Judiciary Committee Republicans praised Mr Gorsuch, the conservative appeals court judge from Colorado nominated by Mr Trump on January 31, and called him well qualified for the lifetime job as a justice. Despite slim chances of blocking the nomination in the Republican-led Senate, Democrats raised questions about Mr Gorsuch's suitability for the court.
Committee Democrats noted that Mr Gorsuch has the chance to join the court only because Senate Republicans last year refused to consider Democratic former President Barack Obama's nomination of federal appeals court judge Merrick Garland.
"Our job is to determine whether Judge Gorsuch is a reasonable, mainstream conservative or is he not," said the panel's top Democrat, Dianne Feinstein.
Republican Senator Chuck Grassley, the committee's plain-spoken chairman, said the panel is likely to vote on the nomination on April 3, with the full Senate vote likely soon after. Mr Gorsuch was set to give his opening statement later in the day and face questioning by senators on Tuesday.
Democrats highlighted cases on which Mr Gorsuch has ruled and questioned the influence of conservative interest groups in advising Mr Trump on his selection. Mr Gorsuch, a cool-headed and amiable jurist, sat quietly, sometimes smiling, nodding or taking written notes.
Ms Feinstein cited two Gorsuch legal opinions in which she said he "argued in favour of making it harder to convict felons who possess guns."
Fellow Democrat Patrick Leahy said he was worried that Mr Gorsuch's conservative method of interpreting the Constitution "goes beyond being a philosophy and becomes an agenda" that is anti-abortion, anti-environment and pro-business.
"Will you allow the government to intrude on Americans' personal privacy and freedoms? Will you elevate the rights of corporations over those of real people? Will you rubberstamp a president whose administration has asserted that executive power is not subject to judicial review?" Mr Leahy said.

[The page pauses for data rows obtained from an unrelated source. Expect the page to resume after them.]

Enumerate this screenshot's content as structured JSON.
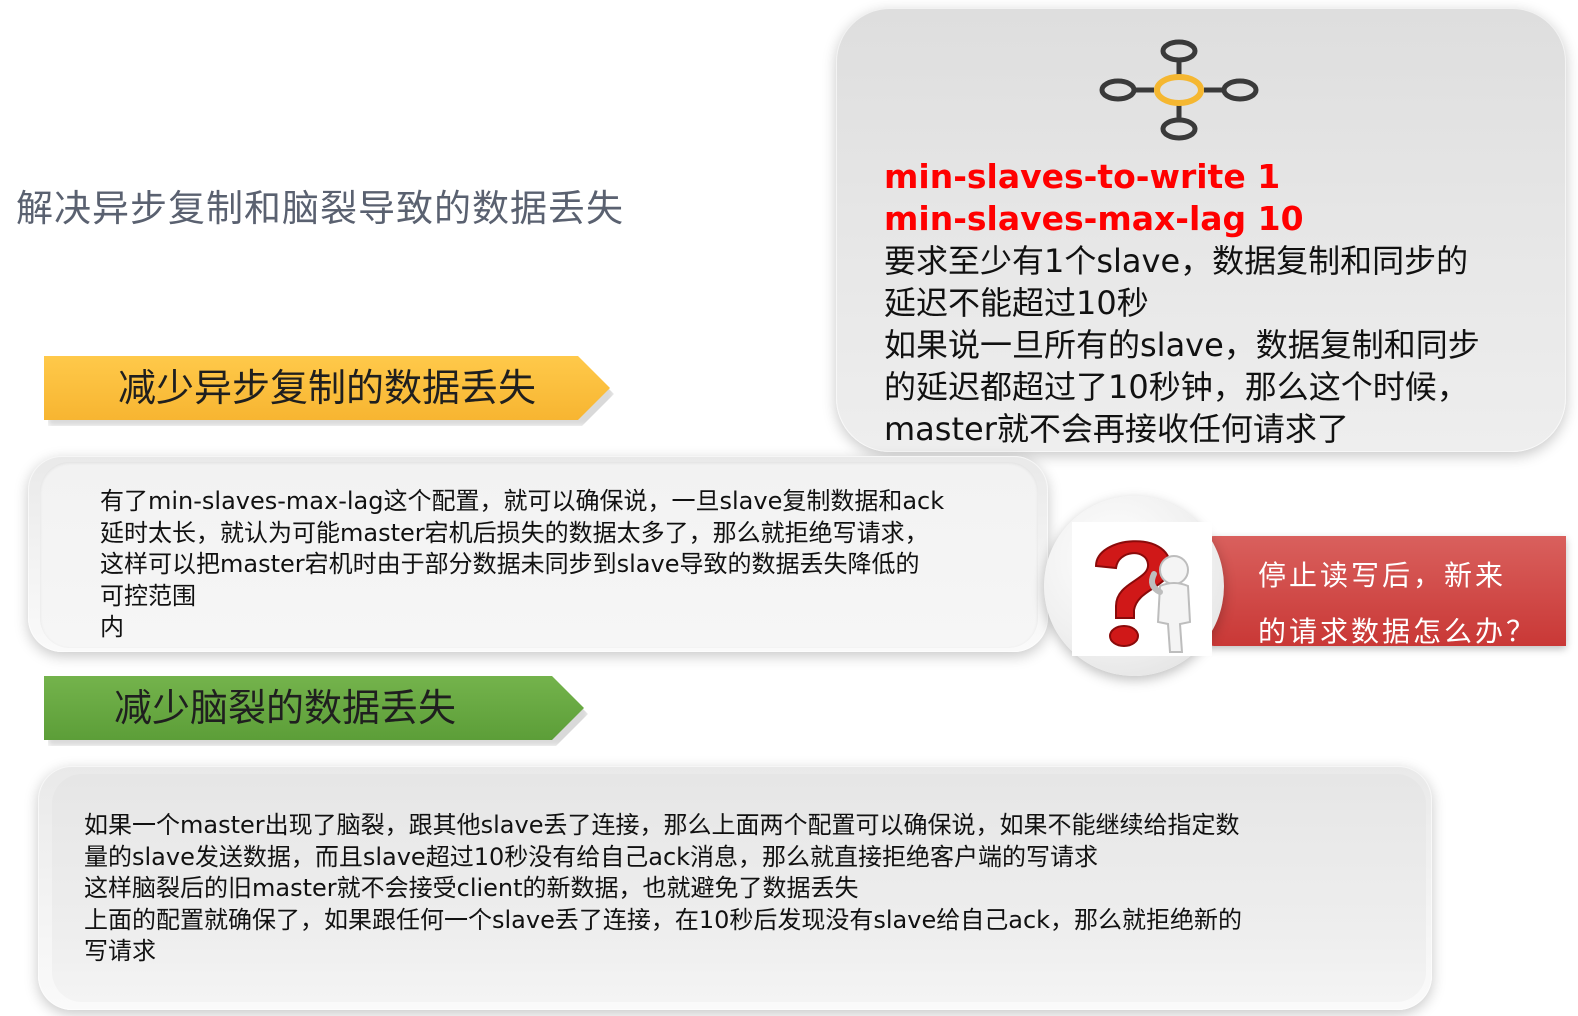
{
  "page_title": "解决异步复制和脑裂导致的数据丢失",
  "top_panel": {
    "config_lines": [
      "min-slaves-to-write 1",
      "min-slaves-max-lag 10"
    ],
    "description_lines": [
      "要求至少有1个slave，数据复制和同步的",
      "延迟不能超过10秒",
      "如果说一旦所有的slave，数据复制和同步",
      "的延迟都超过了10秒钟，那么这个时候，",
      "master就不会再接收任何请求了"
    ],
    "icon": "network-nodes-icon"
  },
  "section_async": {
    "label": "减少异步复制的数据丢失",
    "color": "#f7b531",
    "text_lines": [
      "有了min-slaves-max-lag这个配置，就可以确保说，一旦slave复制数据和ack",
      "延时太长，就认为可能master宕机后损失的数据太多了，那么就拒绝写请求，",
      "这样可以把master宕机时由于部分数据未同步到slave导致的数据丢失降低的",
      "可控范围",
      "内"
    ]
  },
  "question": {
    "icon": "question-mark-figure-icon",
    "banner_lines": [
      "停止读写后，新来",
      "的请求数据怎么办？"
    ],
    "banner_color": "#c93836"
  },
  "section_split_brain": {
    "label": "减少脑裂的数据丢失",
    "color": "#5c9e38",
    "text_lines": [
      "如果一个master出现了脑裂，跟其他slave丢了连接，那么上面两个配置可以确保说，如果不能继续给指定数",
      "量的slave发送数据，而且slave超过10秒没有给自己ack消息，那么就直接拒绝客户端的写请求",
      "这样脑裂后的旧master就不会接受client的新数据，也就避免了数据丢失",
      "上面的配置就确保了，如果跟任何一个slave丢了连接，在10秒后发现没有slave给自己ack，那么就拒绝新的",
      "写请求"
    ]
  }
}
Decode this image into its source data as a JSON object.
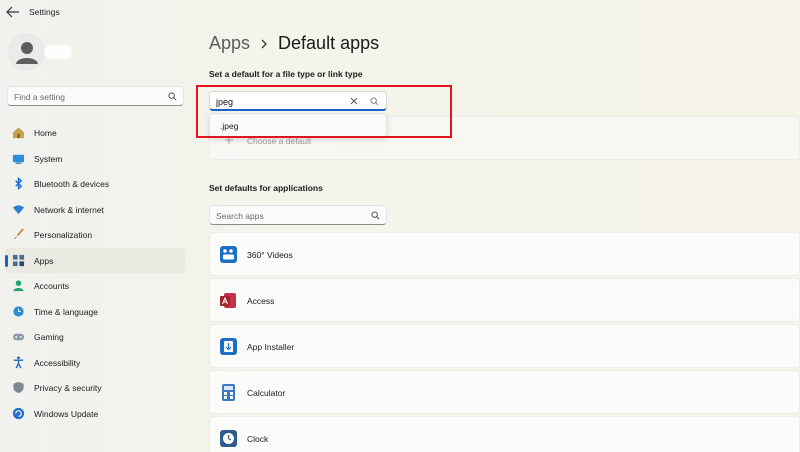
{
  "window": {
    "title": "Settings"
  },
  "sidebar": {
    "search": {
      "placeholder": "Find a setting",
      "value": ""
    },
    "items": [
      {
        "label": "Home",
        "icon": "home-icon"
      },
      {
        "label": "System",
        "icon": "system-icon"
      },
      {
        "label": "Bluetooth & devices",
        "icon": "bluetooth-icon"
      },
      {
        "label": "Network & internet",
        "icon": "wifi-icon"
      },
      {
        "label": "Personalization",
        "icon": "brush-icon"
      },
      {
        "label": "Apps",
        "icon": "apps-icon",
        "selected": true
      },
      {
        "label": "Accounts",
        "icon": "accounts-icon"
      },
      {
        "label": "Time & language",
        "icon": "globe-clock-icon"
      },
      {
        "label": "Gaming",
        "icon": "gamepad-icon"
      },
      {
        "label": "Accessibility",
        "icon": "accessibility-icon"
      },
      {
        "label": "Privacy & security",
        "icon": "shield-icon"
      },
      {
        "label": "Windows Update",
        "icon": "update-icon"
      }
    ]
  },
  "breadcrumb": {
    "parent": "Apps",
    "current": "Default apps"
  },
  "file_type": {
    "label": "Set a default for a file type or link type",
    "search_value": "jpeg",
    "suggestion": ".jpeg",
    "choose_default": "Choose a default"
  },
  "apps_section": {
    "label": "Set defaults for applications",
    "search_placeholder": "Search apps",
    "apps": [
      {
        "name": "360° Videos",
        "icon": "360-videos-icon"
      },
      {
        "name": "Access",
        "icon": "access-icon"
      },
      {
        "name": "App Installer",
        "icon": "app-installer-icon"
      },
      {
        "name": "Calculator",
        "icon": "calculator-icon"
      },
      {
        "name": "Clock",
        "icon": "clock-icon"
      }
    ]
  },
  "colors": {
    "accent": "#1a63c5",
    "highlight_box": "#e3141f"
  }
}
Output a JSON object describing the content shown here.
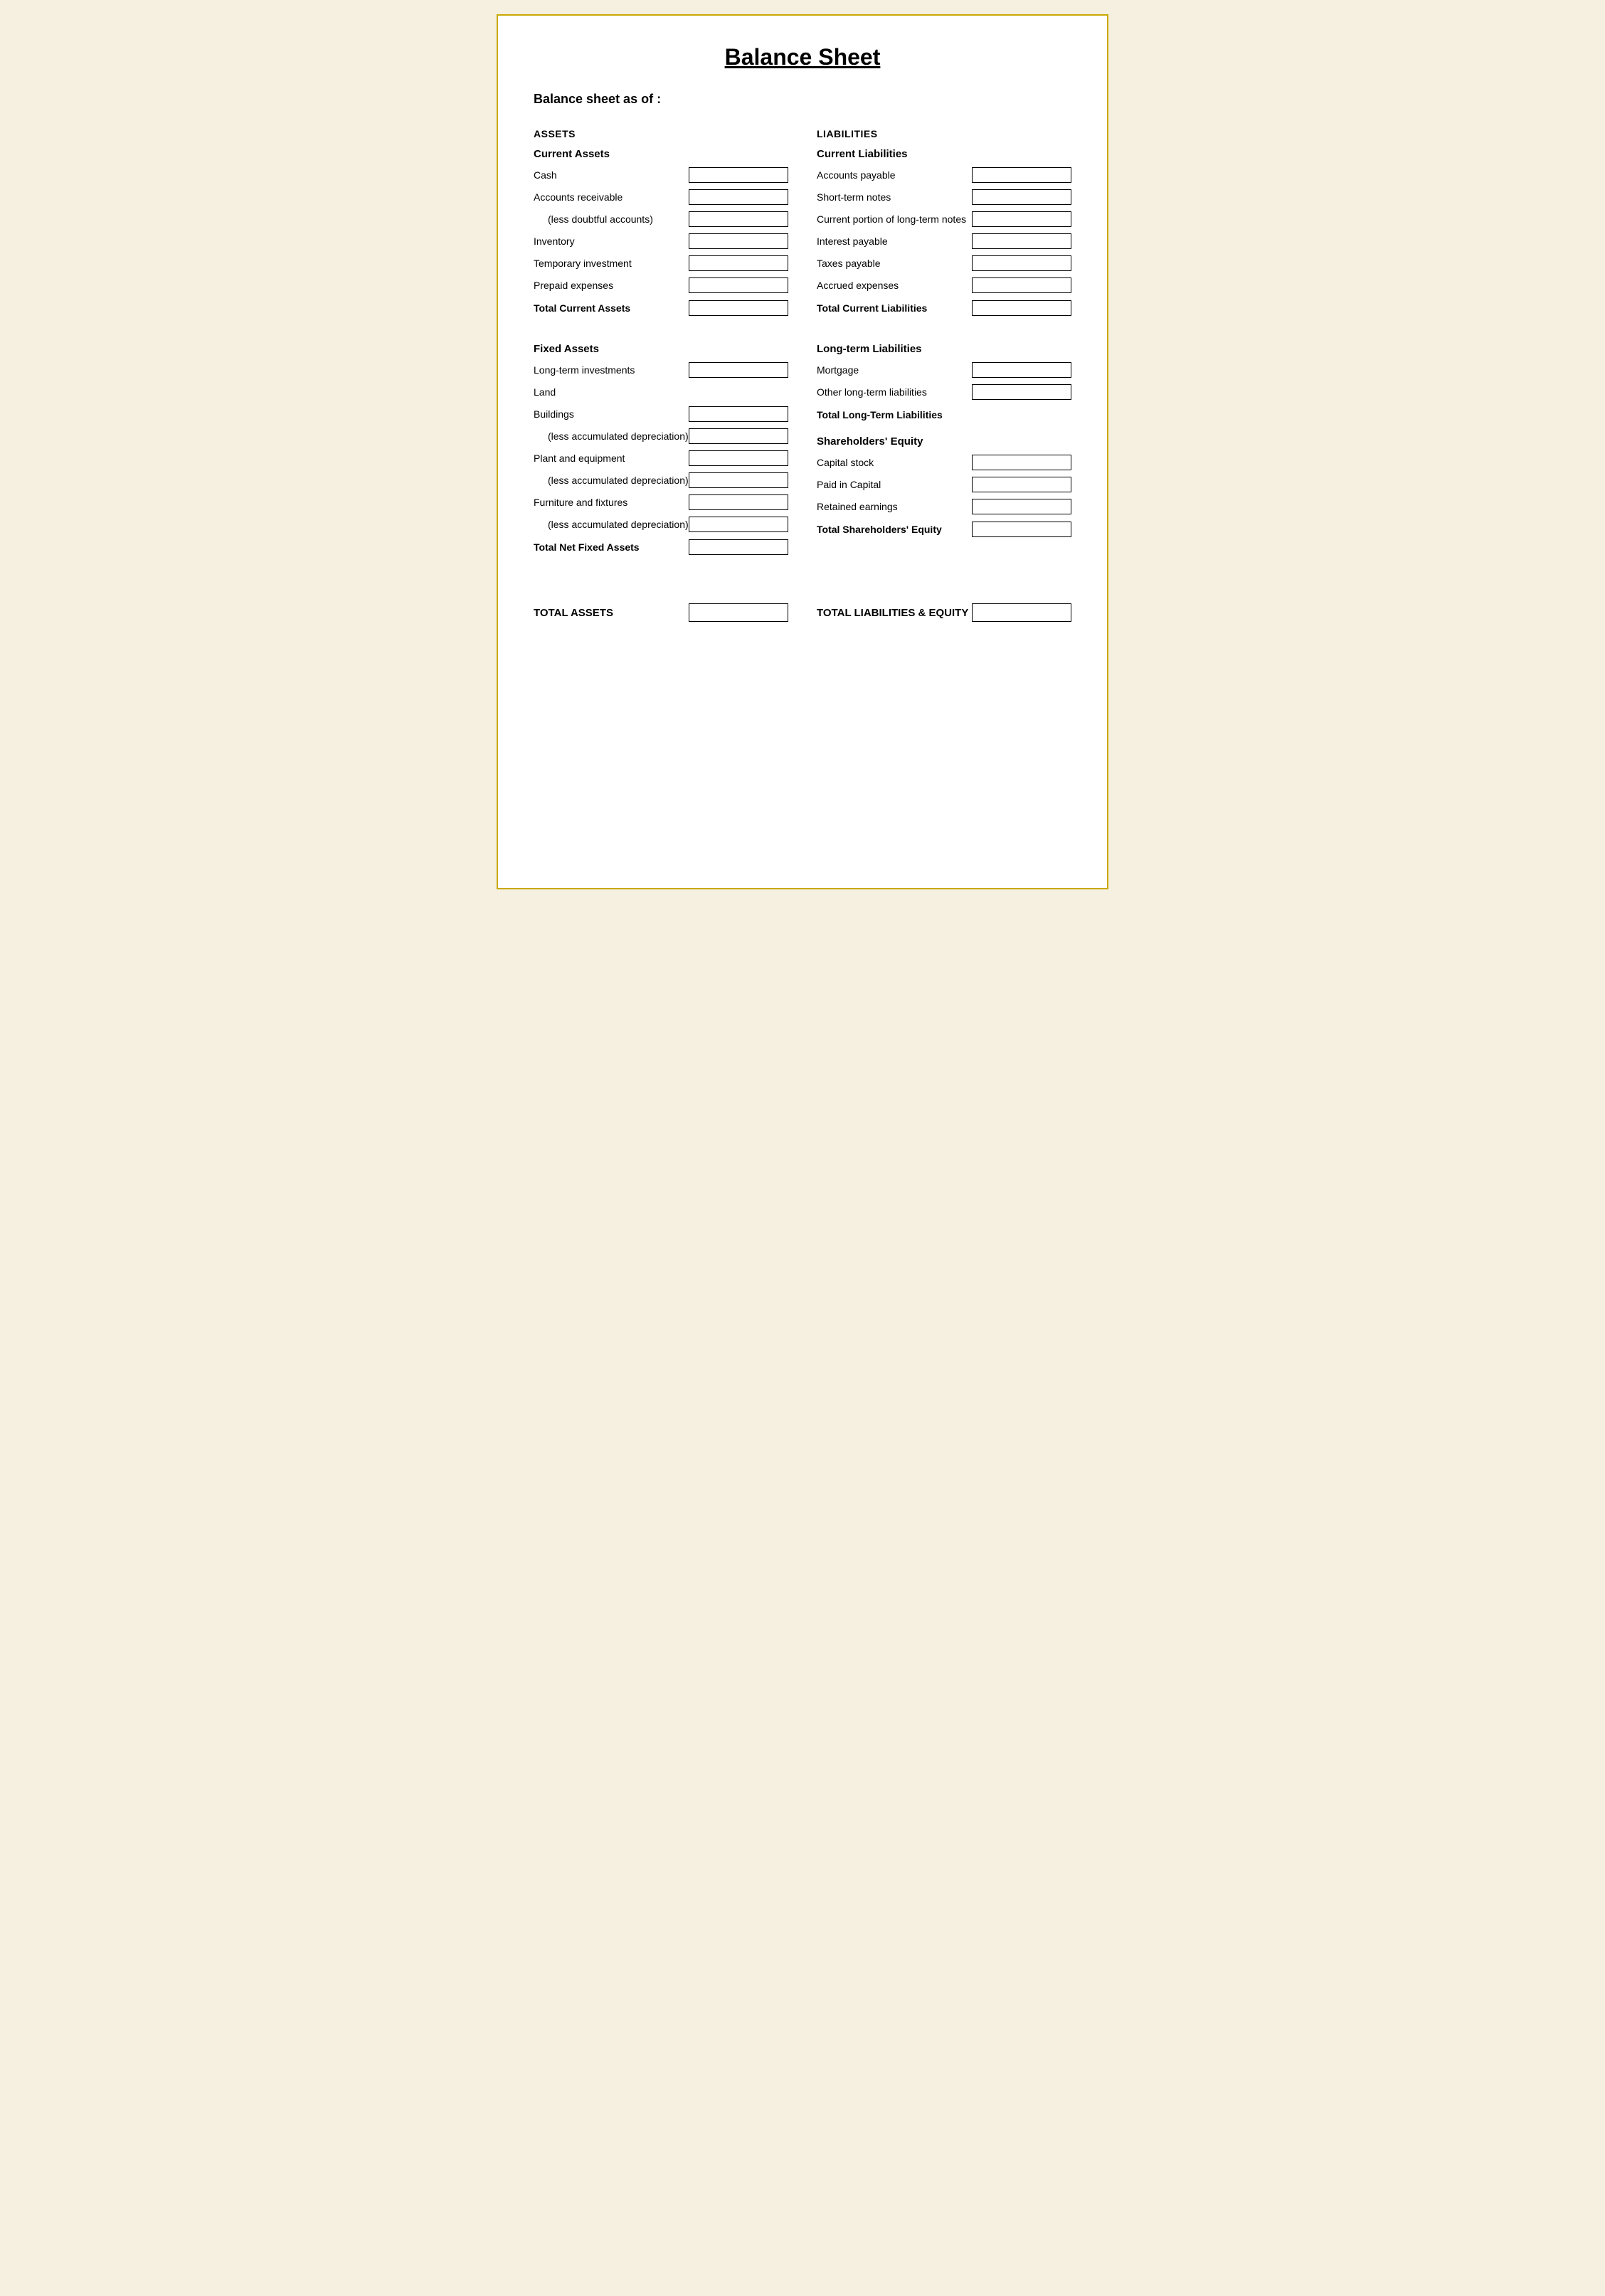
{
  "page": {
    "title": "Balance Sheet",
    "subtitle": "Balance sheet as of :"
  },
  "assets": {
    "sectionHeader": "ASSETS",
    "currentAssets": {
      "header": "Current Assets",
      "items": [
        {
          "label": "Cash",
          "indent": false
        },
        {
          "label": "Accounts receivable",
          "indent": false
        },
        {
          "label": "(less doubtful accounts)",
          "indent": true
        },
        {
          "label": "Inventory",
          "indent": false
        },
        {
          "label": "Temporary investment",
          "indent": false
        },
        {
          "label": "Prepaid expenses",
          "indent": false
        }
      ],
      "total": "Total Current Assets"
    },
    "fixedAssets": {
      "header": "Fixed Assets",
      "items": [
        {
          "label": "Long-term investments",
          "indent": false
        },
        {
          "label": "Land",
          "indent": false
        },
        {
          "label": "Buildings",
          "indent": false
        },
        {
          "label": "(less accumulated depreciation)",
          "indent": true
        },
        {
          "label": "Plant and equipment",
          "indent": false
        },
        {
          "label": "(less accumulated depreciation)",
          "indent": true
        },
        {
          "label": "Furniture and fixtures",
          "indent": false
        },
        {
          "label": "(less accumulated depreciation)",
          "indent": true
        }
      ],
      "total": "Total Net Fixed Assets"
    }
  },
  "liabilities": {
    "sectionHeader": "LIABILITIES",
    "currentLiabilities": {
      "header": "Current Liabilities",
      "items": [
        {
          "label": "Accounts payable"
        },
        {
          "label": "Short-term notes"
        },
        {
          "label": "Current portion of long-term notes"
        },
        {
          "label": "Interest payable"
        },
        {
          "label": "Taxes payable"
        },
        {
          "label": "Accrued expenses"
        }
      ],
      "total": "Total Current Liabilities"
    },
    "longTermLiabilities": {
      "header": "Long-term Liabilities",
      "items": [
        {
          "label": "Mortgage"
        },
        {
          "label": "Other long-term liabilities"
        }
      ],
      "total": "Total Long-Term Liabilities"
    },
    "shareholdersEquity": {
      "header": "Shareholders' Equity",
      "items": [
        {
          "label": "Capital stock"
        },
        {
          "label": "Paid in Capital"
        },
        {
          "label": "Retained earnings"
        }
      ],
      "total": "Total Shareholders' Equity"
    }
  },
  "totals": {
    "assets": "TOTAL ASSETS",
    "liabilitiesEquity": "TOTAL LIABILITIES & EQUITY"
  }
}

If Mr Gorsuch is confirmed by the Senate, as expected, he would restore a narrow 5-4 conservative majority on the court. The seat has been vacant for 13 months, since the death of conservative Justice Antonin Scalia in February 2016.
The hearing could go as long as four days, providing classic Washington political theatre.